The FSC chairman said investors have no one else to blame for bad investment decisions beyond themselves.
“There is no free lunch in the world,” Eun said. “The investment that you make is your own responsibility.
“You have to make your own judgment on whether the investment that you are making is safe or not.”
Eun said he never said banks should bear the responsibility for the recent controversy.
“We’re not here to determine if [the banks] committed fraud or not,” Eun said. “This has to be determined by the prosecutors’ office or the courts if it becomes a criminal case.
“The Financial Supervisory Service is only looking into whether [the banks] failed to properly inform investors.”
Derivative-linked securities (DLSs) and DLF investments sold by Woori and KEB Hana Bank became a major controversy this year after investors suffered major losses. Many were elderly people investing their life savings or retirement paychecks.
DLFs sold by Woori Bank that tracked interest rates of 10-year German treasury bonds suffered major losses after interest rates plummeted.
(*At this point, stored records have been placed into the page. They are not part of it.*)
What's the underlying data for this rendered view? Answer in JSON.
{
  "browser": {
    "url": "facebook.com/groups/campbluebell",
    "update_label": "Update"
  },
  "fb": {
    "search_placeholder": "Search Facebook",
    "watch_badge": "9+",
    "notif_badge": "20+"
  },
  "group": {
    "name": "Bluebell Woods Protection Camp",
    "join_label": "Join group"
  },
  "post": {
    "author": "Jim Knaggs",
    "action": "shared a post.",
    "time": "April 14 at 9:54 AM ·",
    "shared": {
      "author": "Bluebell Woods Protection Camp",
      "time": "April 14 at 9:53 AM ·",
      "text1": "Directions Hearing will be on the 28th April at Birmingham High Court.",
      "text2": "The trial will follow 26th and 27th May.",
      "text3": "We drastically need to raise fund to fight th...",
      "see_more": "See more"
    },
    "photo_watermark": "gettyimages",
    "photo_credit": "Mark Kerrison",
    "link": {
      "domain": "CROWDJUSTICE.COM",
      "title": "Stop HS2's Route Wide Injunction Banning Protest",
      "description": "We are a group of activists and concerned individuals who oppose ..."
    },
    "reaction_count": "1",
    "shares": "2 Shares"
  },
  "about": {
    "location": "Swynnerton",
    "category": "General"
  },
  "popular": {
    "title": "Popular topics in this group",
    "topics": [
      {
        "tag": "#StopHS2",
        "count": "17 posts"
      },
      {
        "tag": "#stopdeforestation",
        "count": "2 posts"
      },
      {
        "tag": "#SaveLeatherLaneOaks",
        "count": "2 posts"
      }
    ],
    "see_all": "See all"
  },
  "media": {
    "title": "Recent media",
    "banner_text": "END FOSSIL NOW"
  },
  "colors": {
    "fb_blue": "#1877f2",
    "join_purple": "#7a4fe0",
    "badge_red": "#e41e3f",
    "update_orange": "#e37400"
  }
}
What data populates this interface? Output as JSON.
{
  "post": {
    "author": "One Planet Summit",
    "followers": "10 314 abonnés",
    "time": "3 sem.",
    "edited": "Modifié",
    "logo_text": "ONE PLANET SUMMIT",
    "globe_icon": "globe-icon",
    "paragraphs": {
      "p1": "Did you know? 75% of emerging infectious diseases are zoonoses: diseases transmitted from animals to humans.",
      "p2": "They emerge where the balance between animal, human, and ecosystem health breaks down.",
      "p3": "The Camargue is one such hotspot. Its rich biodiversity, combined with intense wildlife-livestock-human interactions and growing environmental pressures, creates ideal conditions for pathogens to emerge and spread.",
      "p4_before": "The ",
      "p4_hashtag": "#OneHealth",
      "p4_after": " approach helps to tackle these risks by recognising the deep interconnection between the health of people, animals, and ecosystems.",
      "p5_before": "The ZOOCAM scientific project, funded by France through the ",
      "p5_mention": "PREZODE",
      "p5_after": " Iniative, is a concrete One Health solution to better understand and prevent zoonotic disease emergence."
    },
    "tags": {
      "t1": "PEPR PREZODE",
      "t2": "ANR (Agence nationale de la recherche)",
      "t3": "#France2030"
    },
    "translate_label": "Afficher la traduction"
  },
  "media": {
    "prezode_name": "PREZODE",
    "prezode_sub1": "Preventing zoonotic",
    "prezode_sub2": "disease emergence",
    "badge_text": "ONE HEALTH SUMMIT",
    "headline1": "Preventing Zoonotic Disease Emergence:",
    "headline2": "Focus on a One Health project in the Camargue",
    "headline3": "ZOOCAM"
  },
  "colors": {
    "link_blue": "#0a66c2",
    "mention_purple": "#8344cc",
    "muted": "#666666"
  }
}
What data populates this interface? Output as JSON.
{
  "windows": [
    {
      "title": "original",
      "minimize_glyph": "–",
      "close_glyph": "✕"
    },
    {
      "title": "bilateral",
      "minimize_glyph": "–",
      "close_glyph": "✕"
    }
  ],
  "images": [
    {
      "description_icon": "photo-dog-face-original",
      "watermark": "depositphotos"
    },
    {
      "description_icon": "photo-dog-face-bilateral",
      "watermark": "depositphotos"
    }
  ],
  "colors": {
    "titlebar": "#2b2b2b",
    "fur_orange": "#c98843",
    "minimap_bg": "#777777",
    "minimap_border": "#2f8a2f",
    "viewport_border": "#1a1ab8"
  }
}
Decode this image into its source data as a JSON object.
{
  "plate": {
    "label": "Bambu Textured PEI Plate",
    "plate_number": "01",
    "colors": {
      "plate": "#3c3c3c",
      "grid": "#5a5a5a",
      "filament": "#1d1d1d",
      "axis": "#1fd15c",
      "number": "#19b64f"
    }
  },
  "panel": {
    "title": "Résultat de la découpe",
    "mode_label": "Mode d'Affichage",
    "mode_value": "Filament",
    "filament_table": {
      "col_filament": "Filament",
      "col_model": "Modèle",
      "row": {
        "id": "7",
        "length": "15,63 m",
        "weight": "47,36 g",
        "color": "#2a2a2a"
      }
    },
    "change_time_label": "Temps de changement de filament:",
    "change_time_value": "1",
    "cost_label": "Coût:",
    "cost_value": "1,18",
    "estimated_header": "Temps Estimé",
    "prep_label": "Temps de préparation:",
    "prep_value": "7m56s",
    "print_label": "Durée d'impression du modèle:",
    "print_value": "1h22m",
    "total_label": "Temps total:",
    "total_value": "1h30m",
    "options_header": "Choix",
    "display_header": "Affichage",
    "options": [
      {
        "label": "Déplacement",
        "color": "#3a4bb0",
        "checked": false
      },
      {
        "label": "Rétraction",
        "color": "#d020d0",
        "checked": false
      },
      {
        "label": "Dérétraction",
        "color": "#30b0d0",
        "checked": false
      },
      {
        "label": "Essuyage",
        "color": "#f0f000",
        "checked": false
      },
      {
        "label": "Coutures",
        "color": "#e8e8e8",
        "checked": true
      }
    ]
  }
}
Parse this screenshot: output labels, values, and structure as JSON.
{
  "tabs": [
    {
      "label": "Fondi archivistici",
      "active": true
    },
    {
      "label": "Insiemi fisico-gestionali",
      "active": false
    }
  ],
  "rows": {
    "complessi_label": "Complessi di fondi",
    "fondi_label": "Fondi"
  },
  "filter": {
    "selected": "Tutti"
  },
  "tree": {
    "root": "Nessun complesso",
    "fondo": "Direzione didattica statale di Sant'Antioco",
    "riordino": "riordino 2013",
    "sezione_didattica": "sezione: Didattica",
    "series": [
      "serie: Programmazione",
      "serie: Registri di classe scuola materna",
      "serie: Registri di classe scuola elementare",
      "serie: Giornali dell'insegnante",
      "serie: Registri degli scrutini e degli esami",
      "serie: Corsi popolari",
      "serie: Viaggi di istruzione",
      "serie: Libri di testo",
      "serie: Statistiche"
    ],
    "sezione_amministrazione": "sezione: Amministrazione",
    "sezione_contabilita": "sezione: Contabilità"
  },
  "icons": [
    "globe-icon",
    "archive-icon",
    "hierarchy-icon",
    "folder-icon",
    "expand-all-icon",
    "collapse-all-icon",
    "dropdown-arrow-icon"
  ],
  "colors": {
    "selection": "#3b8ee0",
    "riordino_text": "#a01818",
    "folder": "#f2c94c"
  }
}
Some investors have claimed their investment shrunk more than one third.
The investors claimed that the financial companies promised that the investment guaranteed 4 percent returns and said the possibility of losing their investments were low.
The financial authorities are looking into whether the financial companies sold the products to investors without properly explaining the risks that were involved with the derivatives.
Woori and KEB Hana Bank accounted for 99.1 percent of the 822.4 billion won ($687.8 million) of the derivative-linked products sold to 3,654 retail investors and 188 businesses as of Aug. 7.
Nearly half of the retail investors were aged 60 or older.
The FSC chairman also said the financial authority is working on approving a third online bank within this year.
However, he denied speculation that there is a low interest within the industry in online banks.
“We have to closely look into it since we’ve just started accepting applicants today,” Eun said. “But through the consulting that we have had, the market is not cold nor is it overheated.”
He said personally he hoped that there would be more interest.
BY LEE HO-JEONG [firstname.lastname@example.org]